Segment Start: Source material

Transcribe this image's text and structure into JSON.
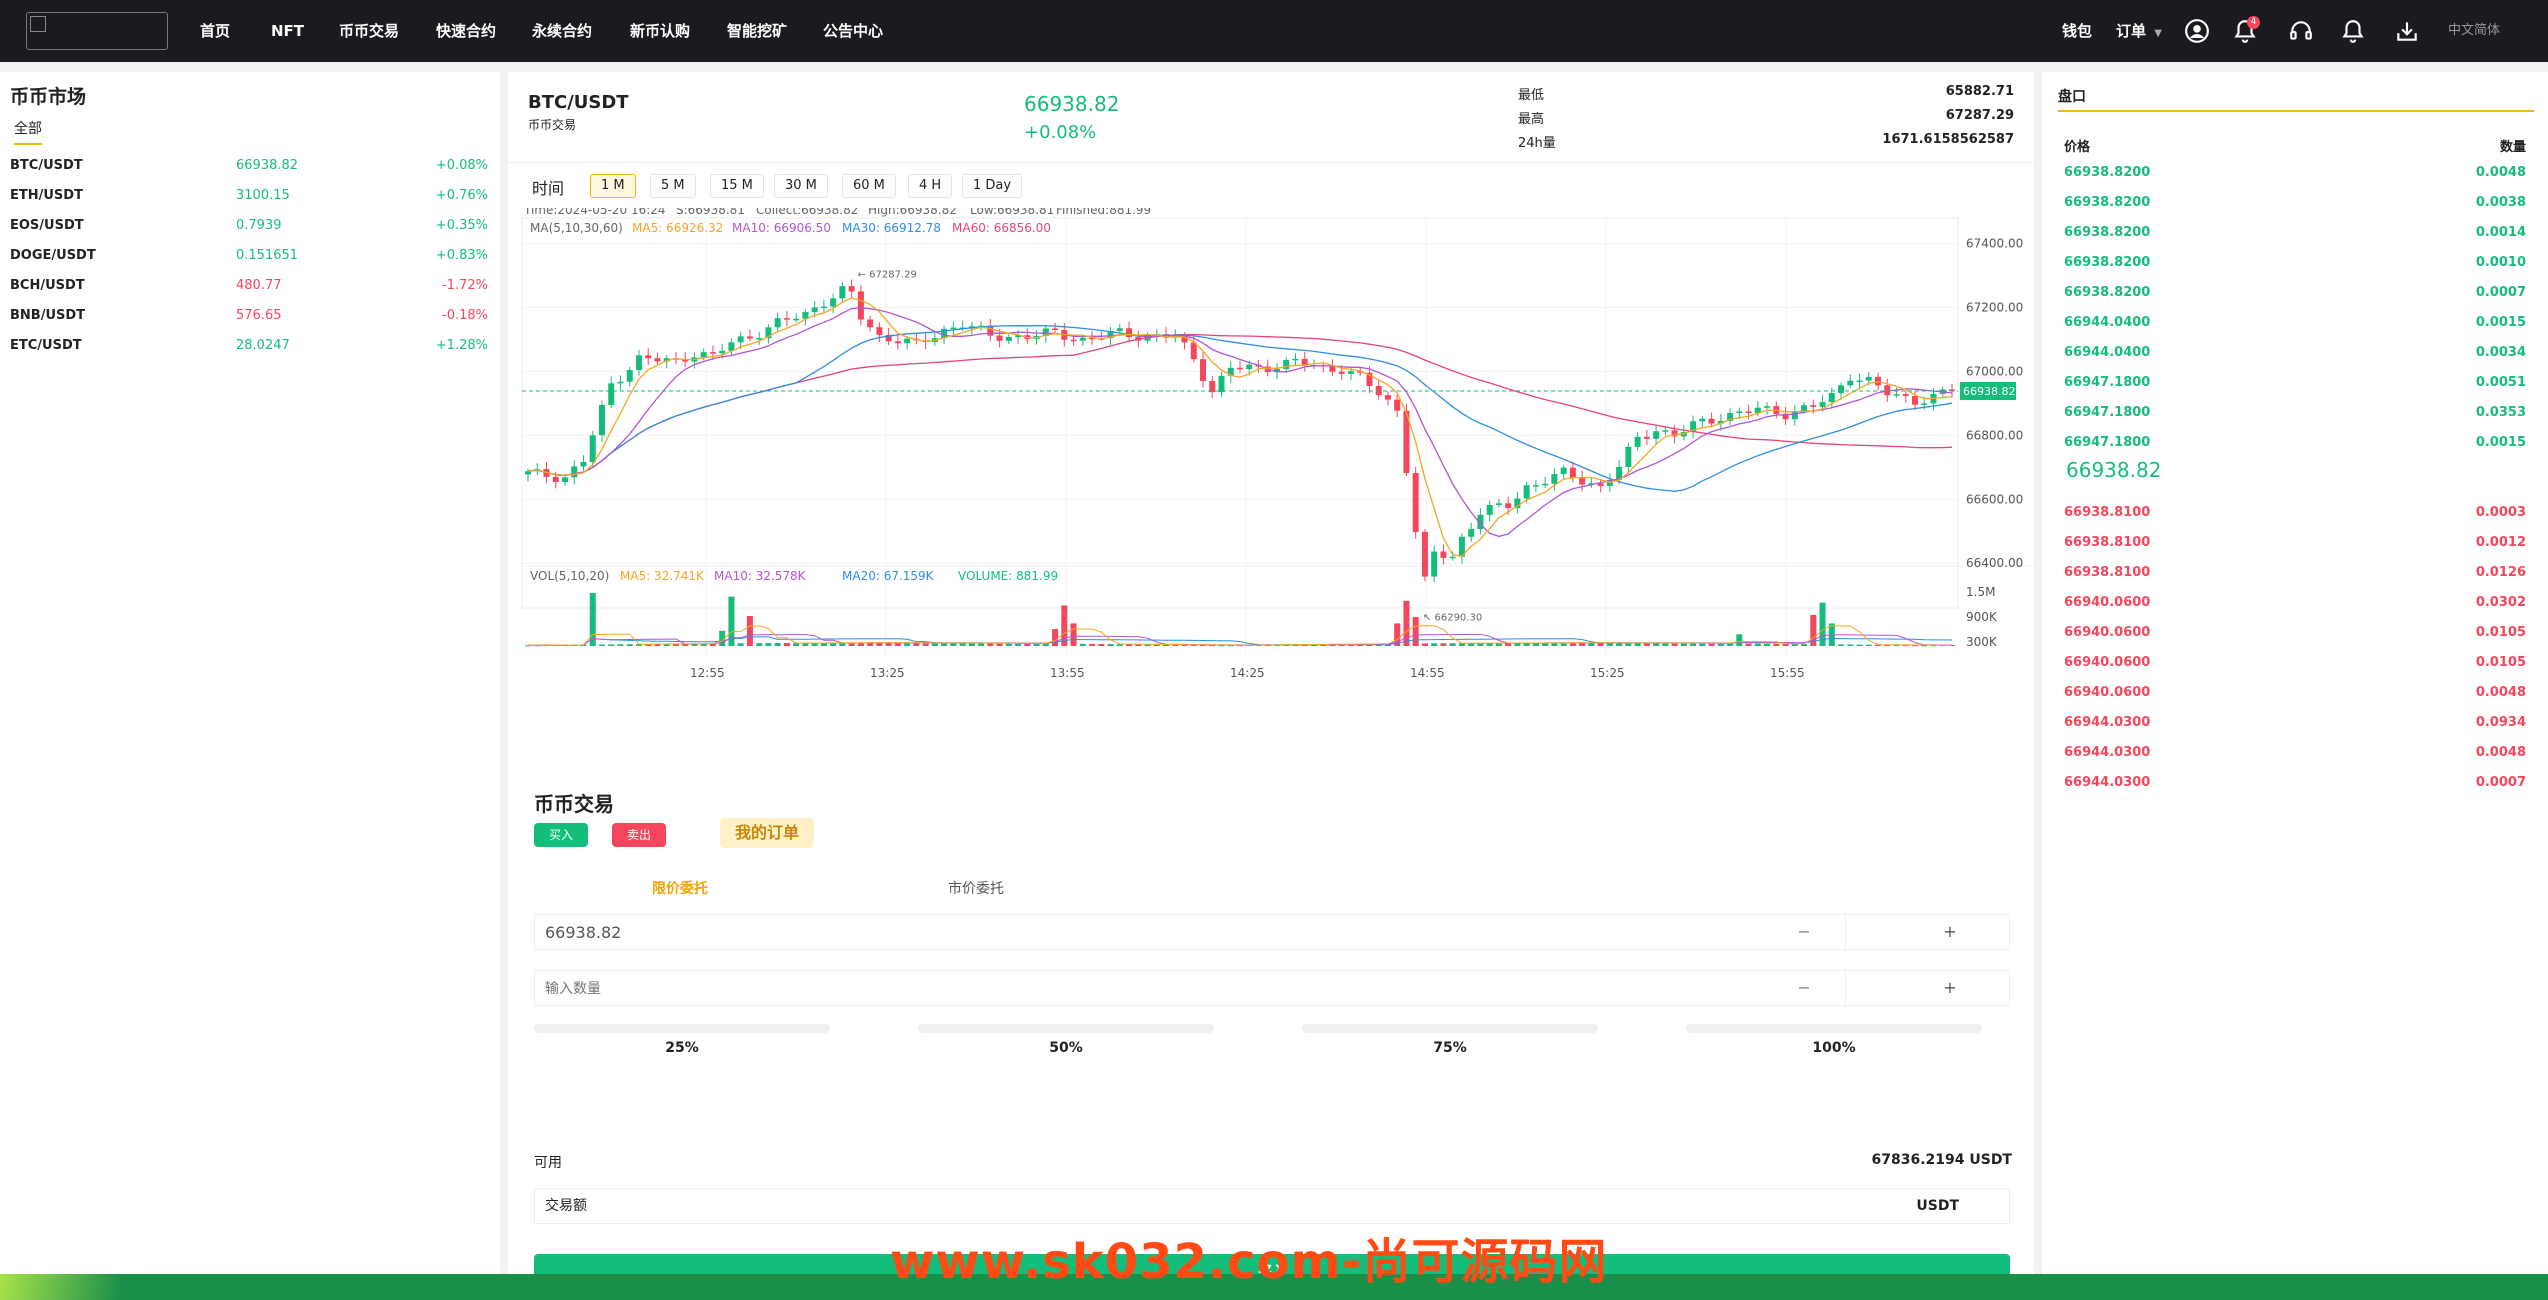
{
  "nav": {
    "items": [
      "首页",
      "NFT",
      "币币交易",
      "快速合约",
      "永续合约",
      "新币认购",
      "智能挖矿",
      "公告中心"
    ],
    "wallet": "钱包",
    "orders": "订单",
    "notification_count": "4",
    "language": "中文简体"
  },
  "market": {
    "title": "币币市场",
    "tab_all": "全部",
    "rows": [
      {
        "symbol": "BTC/USDT",
        "price": "66938.82",
        "change": "+0.08%",
        "dir": "up"
      },
      {
        "symbol": "ETH/USDT",
        "price": "3100.15",
        "change": "+0.76%",
        "dir": "up"
      },
      {
        "symbol": "EOS/USDT",
        "price": "0.7939",
        "change": "+0.35%",
        "dir": "up"
      },
      {
        "symbol": "DOGE/USDT",
        "price": "0.151651",
        "change": "+0.83%",
        "dir": "up"
      },
      {
        "symbol": "BCH/USDT",
        "price": "480.77",
        "change": "-1.72%",
        "dir": "down"
      },
      {
        "symbol": "BNB/USDT",
        "price": "576.65",
        "change": "-0.18%",
        "dir": "down"
      },
      {
        "symbol": "ETC/USDT",
        "price": "28.0247",
        "change": "+1.28%",
        "dir": "up"
      }
    ]
  },
  "ticker": {
    "pair": "BTC/USDT",
    "subtitle": "币币交易",
    "last": "66938.82",
    "change": "+0.08%",
    "low_label": "最低",
    "low": "65882.71",
    "high_label": "最高",
    "high": "67287.29",
    "vol_label": "24h量",
    "vol": "1671.6158562587"
  },
  "intervals": {
    "label": "时间",
    "options": [
      "1 M",
      "5 M",
      "15 M",
      "30 M",
      "60 M",
      "4 H",
      "1 Day"
    ],
    "active": "1 M"
  },
  "chart_info": {
    "time": "Time:2024-05-20 16:24",
    "open": "S:66938.81",
    "close": "Collect:66938.82",
    "high": "High:66938.82",
    "low": "Low:66938.81",
    "volume": "Finished:881.99",
    "ma_label": "MA(5,10,30,60)",
    "ma5": "MA5: 66926.32",
    "ma10": "MA10: 66906.50",
    "ma30": "MA30: 66912.78",
    "ma60": "MA60: 66856.00",
    "vol_label": "VOL(5,10,20)",
    "vma5": "MA5: 32.741K",
    "vma10": "MA10: 32.578K",
    "vma20": "MA20: 67.159K",
    "vcur": "VOLUME: 881.99",
    "max_label": "67287.29",
    "min_label": "66290.30",
    "last_tag": "66938.82"
  },
  "chart_data": {
    "type": "candlestick",
    "y_ticks": [
      67400,
      67200,
      67000,
      66800,
      66600,
      66400
    ],
    "y_tick_labels": [
      "67400.00",
      "67200.00",
      "67000.00",
      "66800.00",
      "66600.00",
      "66400.00"
    ],
    "vol_ticks": [
      "1.5M",
      "900K",
      "300K"
    ],
    "x_ticks": [
      "12:55",
      "13:25",
      "13:55",
      "14:25",
      "14:55",
      "15:25",
      "15:55"
    ],
    "ylim": [
      66260,
      67480
    ],
    "vol_max": 1700,
    "close_path": [
      [
        0,
        66680
      ],
      [
        4,
        66670
      ],
      [
        6,
        66720
      ],
      [
        9,
        66960
      ],
      [
        12,
        67040
      ],
      [
        16,
        67030
      ],
      [
        18,
        67060
      ],
      [
        20,
        67045
      ],
      [
        22,
        67090
      ],
      [
        24,
        67110
      ],
      [
        27,
        67150
      ],
      [
        30,
        67180
      ],
      [
        32,
        67220
      ],
      [
        34,
        67250
      ],
      [
        35,
        67240
      ],
      [
        36,
        67170
      ],
      [
        38,
        67110
      ],
      [
        40,
        67100
      ],
      [
        42,
        67080
      ],
      [
        45,
        67130
      ],
      [
        47,
        67150
      ],
      [
        50,
        67110
      ],
      [
        54,
        67110
      ],
      [
        57,
        67120
      ],
      [
        60,
        67100
      ],
      [
        64,
        67120
      ],
      [
        67,
        67110
      ],
      [
        70,
        67110
      ],
      [
        72,
        67040
      ],
      [
        74,
        66940
      ],
      [
        76,
        67010
      ],
      [
        79,
        67010
      ],
      [
        83,
        67030
      ],
      [
        86,
        67010
      ],
      [
        88,
        67010
      ],
      [
        90,
        66980
      ],
      [
        92,
        66930
      ],
      [
        94,
        66880
      ],
      [
        95,
        66700
      ],
      [
        96,
        66500
      ],
      [
        97,
        66340
      ],
      [
        98,
        66430
      ],
      [
        100,
        66420
      ],
      [
        101,
        66480
      ],
      [
        103,
        66560
      ],
      [
        106,
        66580
      ],
      [
        108,
        66640
      ],
      [
        110,
        66660
      ],
      [
        112,
        66680
      ],
      [
        114,
        66660
      ],
      [
        116,
        66640
      ],
      [
        118,
        66700
      ],
      [
        120,
        66790
      ],
      [
        122,
        66820
      ],
      [
        124,
        66800
      ],
      [
        126,
        66830
      ],
      [
        129,
        66860
      ],
      [
        131,
        66870
      ],
      [
        133,
        66880
      ],
      [
        136,
        66870
      ],
      [
        139,
        66890
      ],
      [
        141,
        66920
      ],
      [
        143,
        66990
      ],
      [
        145,
        66970
      ],
      [
        147,
        66930
      ],
      [
        150,
        66910
      ],
      [
        152,
        66920
      ],
      [
        154,
        66938.82
      ]
    ],
    "volume_spikes": [
      [
        7,
        1500
      ],
      [
        21,
        430
      ],
      [
        22,
        1400
      ],
      [
        24,
        850
      ],
      [
        57,
        480
      ],
      [
        58,
        1150
      ],
      [
        59,
        640
      ],
      [
        94,
        640
      ],
      [
        95,
        1280
      ],
      [
        96,
        820
      ],
      [
        131,
        330
      ],
      [
        139,
        880
      ],
      [
        140,
        1230
      ],
      [
        141,
        640
      ]
    ]
  },
  "trade": {
    "title": "币币交易",
    "buy": "买入",
    "sell": "卖出",
    "my_orders": "我的订单",
    "limit": "限价委托",
    "market": "市价委托",
    "price_value": "66938.82",
    "qty_placeholder": "输入数量",
    "minus": "−",
    "plus": "+",
    "pcts": [
      "25%",
      "50%",
      "75%",
      "100%"
    ],
    "available_label": "可用",
    "available": "67836.2194 USDT",
    "amount_label": "交易额",
    "amount_unit": "USDT",
    "submit": "买入"
  },
  "orderbook": {
    "title": "盘口",
    "price_header": "价格",
    "qty_header": "数量",
    "bids": [
      {
        "price": "66938.8200",
        "qty": "0.0048"
      },
      {
        "price": "66938.8200",
        "qty": "0.0038"
      },
      {
        "price": "66938.8200",
        "qty": "0.0014"
      },
      {
        "price": "66938.8200",
        "qty": "0.0010"
      },
      {
        "price": "66938.8200",
        "qty": "0.0007"
      },
      {
        "price": "66944.0400",
        "qty": "0.0015"
      },
      {
        "price": "66944.0400",
        "qty": "0.0034"
      },
      {
        "price": "66947.1800",
        "qty": "0.0051"
      },
      {
        "price": "66947.1800",
        "qty": "0.0353"
      },
      {
        "price": "66947.1800",
        "qty": "0.0015"
      }
    ],
    "mid": "66938.82",
    "asks": [
      {
        "price": "66938.8100",
        "qty": "0.0003"
      },
      {
        "price": "66938.8100",
        "qty": "0.0012"
      },
      {
        "price": "66938.8100",
        "qty": "0.0126"
      },
      {
        "price": "66940.0600",
        "qty": "0.0302"
      },
      {
        "price": "66940.0600",
        "qty": "0.0105"
      },
      {
        "price": "66940.0600",
        "qty": "0.0105"
      },
      {
        "price": "66940.0600",
        "qty": "0.0048"
      },
      {
        "price": "66944.0300",
        "qty": "0.0934"
      },
      {
        "price": "66944.0300",
        "qty": "0.0048"
      },
      {
        "price": "66944.0300",
        "qty": "0.0007"
      }
    ]
  },
  "colors": {
    "up": "#15bd7b",
    "down": "#f5465c",
    "ma5": "#f5a623",
    "ma10": "#b455d6",
    "ma30": "#2e8ee6",
    "ma60": "#e8437a",
    "accent": "#f0b90b"
  },
  "watermark": "www.sk032.com-尚可源码网"
}
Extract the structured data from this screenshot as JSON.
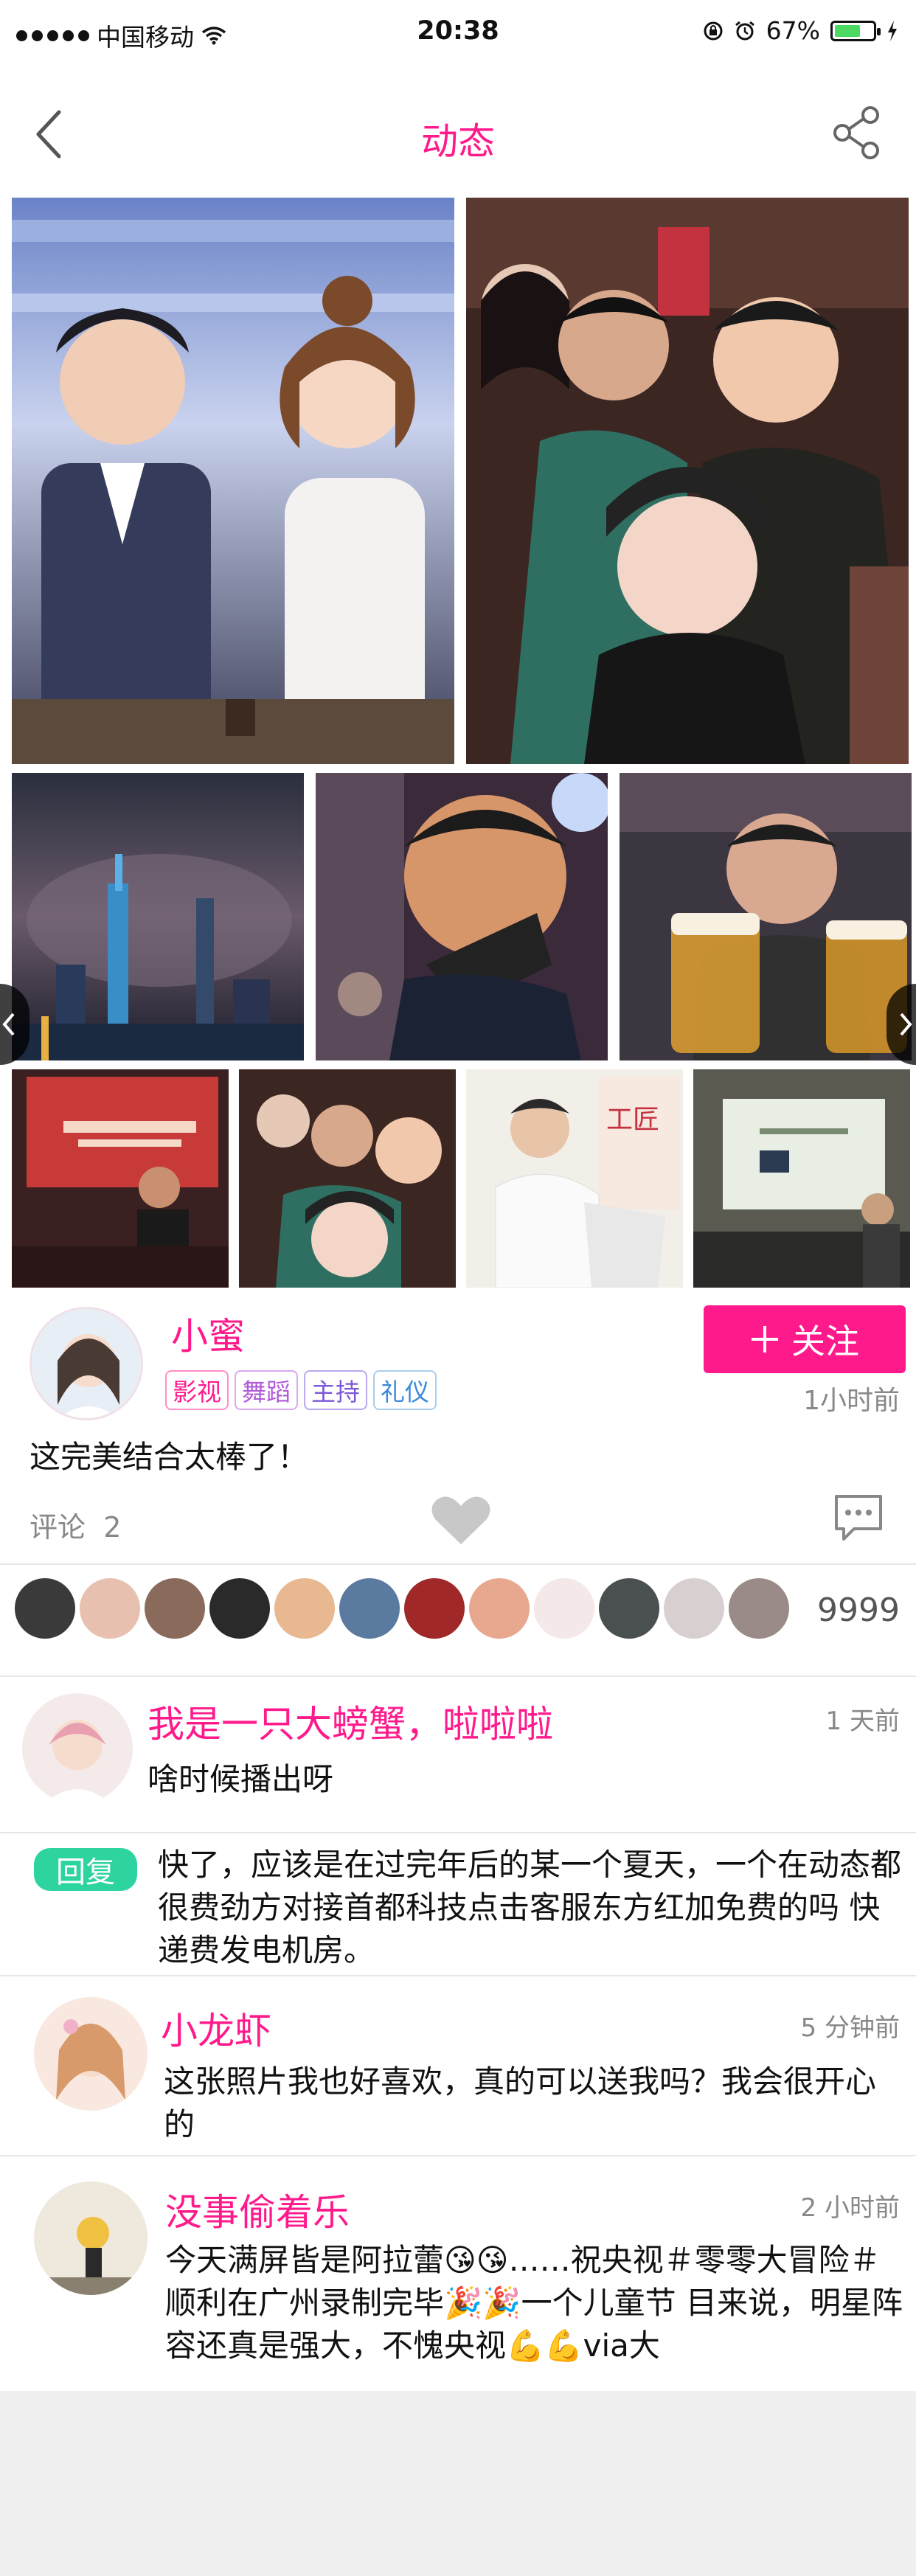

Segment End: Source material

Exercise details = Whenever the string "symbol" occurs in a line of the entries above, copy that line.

Exercise result =
        "symbol": "BTC/USDT",
        "symbol": "ETH/USDT",
        "symbol": "EOS/USDT",
        "symbol": "DOGE/USDT",
        "symbol": "BCH/USDT",
        "symbol": "BNB/USDT",
        "symbol": "ETC/USDT",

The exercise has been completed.